A minimum of 36 credits in history, including History 299, History 401, at least one 200 or 300 level course in each of four different geographic areas, two 200 or 300 level courses in one geographic area for a field, pre-modern course (100, 200, or 300 level), a "comparisons and encounters" course at the 200 or 300 level, and a 400-level seminar. The 400-level seminar maybe taken by a junior who has taken History 299, with consent of instructor. No more than four credits at the 100 level will count toward the major.
No more than eight credits earned in off-campus programs (e.g., I.E.S., the Associated Kyoto Program, University of St. Andrews, American University’s Washington Semester and The Philadelphia Semester) and transfer credit may be used to satisfy history major requirements.
Note: Courses taken P-D-F prior to the declaration of a history major will satisfy course and credit requirements for the major. Courses taken P-D-F may not be used to satisfy course and credit requirements for the major after the major has been declared.
History-Environmental Studies Major
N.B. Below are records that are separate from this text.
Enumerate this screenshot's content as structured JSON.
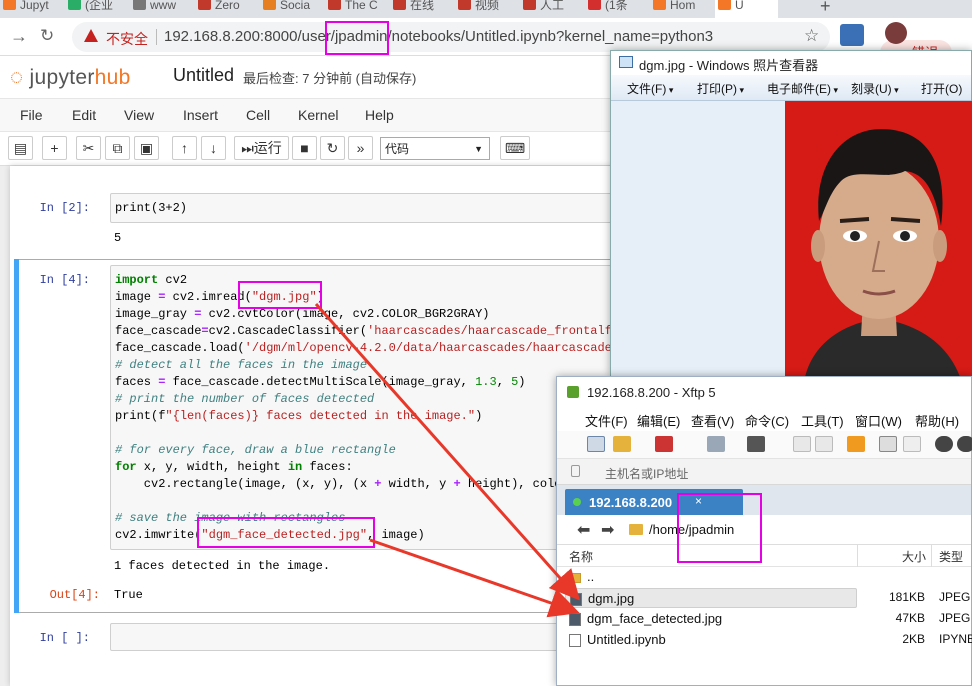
{
  "browser": {
    "tabs": [
      {
        "label": "Jupyt",
        "color": "#f37726"
      },
      {
        "label": "(企业",
        "color": "#2aae67"
      },
      {
        "label": "www",
        "color": "#777777"
      },
      {
        "label": "Zero",
        "color": "#c0392b"
      },
      {
        "label": "Socia",
        "color": "#e67e22"
      },
      {
        "label": "The C",
        "color": "#c0392b"
      },
      {
        "label": "在线",
        "color": "#c0392b"
      },
      {
        "label": "视频",
        "color": "#c0392b"
      },
      {
        "label": "人工",
        "color": "#c0392b"
      },
      {
        "label": "(1条",
        "color": "#d32f2f"
      },
      {
        "label": "Hom",
        "color": "#f37726"
      },
      {
        "label": "U",
        "color": "#f37726"
      }
    ],
    "new_tab": "+",
    "security": "不安全",
    "url": "192.168.8.200:8000/user/jpadmin/notebooks/Untitled.ipynb?kernel_name=python3",
    "error_button": "错误"
  },
  "jupyter": {
    "logo_main": "jupyter",
    "logo_hub": "hub",
    "notebook_name": "Untitled",
    "checkpoint": "最后检查: 7 分钟前 (自动保存)",
    "menu": [
      "File",
      "Edit",
      "View",
      "Insert",
      "Cell",
      "Kernel",
      "Help"
    ],
    "run_label": "运行",
    "cell_type": "代码",
    "cells": [
      {
        "prompt": "In  [2]:",
        "code": "print(3+2)",
        "output": "5"
      },
      {
        "prompt": "In  [4]:",
        "output_stream": "1 faces detected in the image.",
        "out_prompt": "Out[4]:",
        "output": "True"
      },
      {
        "prompt": "In  [ ]:"
      }
    ],
    "code_lines": [
      "import cv2",
      "image = cv2.imread(\"dgm.jpg\")",
      "image_gray = cv2.cvtColor(image, cv2.COLOR_BGR2GRAY)",
      "face_cascade=cv2.CascadeClassifier('haarcascades/haarcascade_frontalface_",
      "face_cascade.load('/dgm/ml/opencv-4.2.0/data/haarcascades/haarcascade_fro",
      "# detect all the faces in the image",
      "faces = face_cascade.detectMultiScale(image_gray, 1.3, 5)",
      "# print the number of faces detected",
      "print(f\"{len(faces)} faces detected in the image.\")",
      "",
      "# for every face, draw a blue rectangle",
      "for x, y, width, height in faces:",
      "    cv2.rectangle(image, (x, y), (x + width, y + height), color",
      "",
      "# save the image with rectangles",
      "cv2.imwrite(\"dgm_face_detected.jpg\", image)"
    ]
  },
  "viewer": {
    "title": "dgm.jpg - Windows 照片查看器",
    "menu": [
      "文件(F)",
      "打印(P)",
      "电子邮件(E)",
      "刻录(U)",
      "打开(O)"
    ]
  },
  "xftp": {
    "title": "192.168.8.200   - Xftp 5",
    "menu": [
      "文件(F)",
      "编辑(E)",
      "查看(V)",
      "命令(C)",
      "工具(T)",
      "窗口(W)",
      "帮助(H)"
    ],
    "host_placeholder": "主机名或IP地址",
    "tab_label": "192.168.8.200",
    "tab_close": "×",
    "path": "/home/jpadmin",
    "columns": {
      "name": "名称",
      "size": "大小",
      "type": "类型"
    },
    "files": [
      {
        "name": "..",
        "size": "",
        "type": "",
        "kind": "dir"
      },
      {
        "name": "dgm.jpg",
        "size": "181KB",
        "type": "JPEG",
        "kind": "img"
      },
      {
        "name": "dgm_face_detected.jpg",
        "size": "47KB",
        "type": "JPEG",
        "kind": "img"
      },
      {
        "name": "Untitled.ipynb",
        "size": "2KB",
        "type": "IPYNB",
        "kind": "file"
      }
    ]
  },
  "colors": {
    "highlight": "#e600e6",
    "arrow": "#e8382a",
    "jupyter_orange": "#f37726"
  }
}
In addition to core environmental studies courses required of all environmental studies majors, a total of 32 credits in History, consisting of 12 credits in methods and research (History 299 with a minimum grade of C (2.0), History 401, and a 400-level seminar in history), 12 credits in two geographical areas, and eight credits of electives. The 12 credits from the geographical areas must include at least one 200- or 300- level course in two of the department’s seven geographical areas, and one additional course from one of those areas. The eight credits in electives must include two courses in History. Only one of these courses may be at the 100-level.
The 32 credits above must also include the following three areas (note: courses can be applied to multiple requirements):
1) One course at any level meeting the department’s pre-modern requirement.
2) One course at the 200- or 300- level meeting the department’s "comparisons and encounters" requirement.
3) Three Core Environmental History Courses from the department’s offerings in Environmental History, at least one of which must be either History 231 Oceans Past and Future or History 232 Changing Landscapes. Other Environmental History courses include History 150 Animal, Vegetable, Mineral; History 205 East Asian Environmental History, History 262 People, Nature, Technology, History 355 Pacific Whaling History. Applicable recent Special Topics courses are History 279 ST: Ecologies and Economies and History 283 ST: Environmental History of Latin America.
Senior year requirements: Take History 401, and successfully complete a senior oral examination in Environmental Studies (in addition to the senior assessment in History, which consists of an oral examination and a written field exam). Honors Candidates in History will take History 498 for three credits and Environmental Studies 498 for one credit.
A minimum of 19 credits in history from at least two geographical areas; 16 of these credits must be chosen from among courses above the 100 level. History 299 and 401 are recommended but not required. No more than four credits earned in off-campus programs (e.g., I.E.S., the Kyoto Program, Manchester University, St. Andrew’s University, the Washington and Urban semesters) and transfer credit may be used to satisfy history minor requirements.
Last updated December 2017.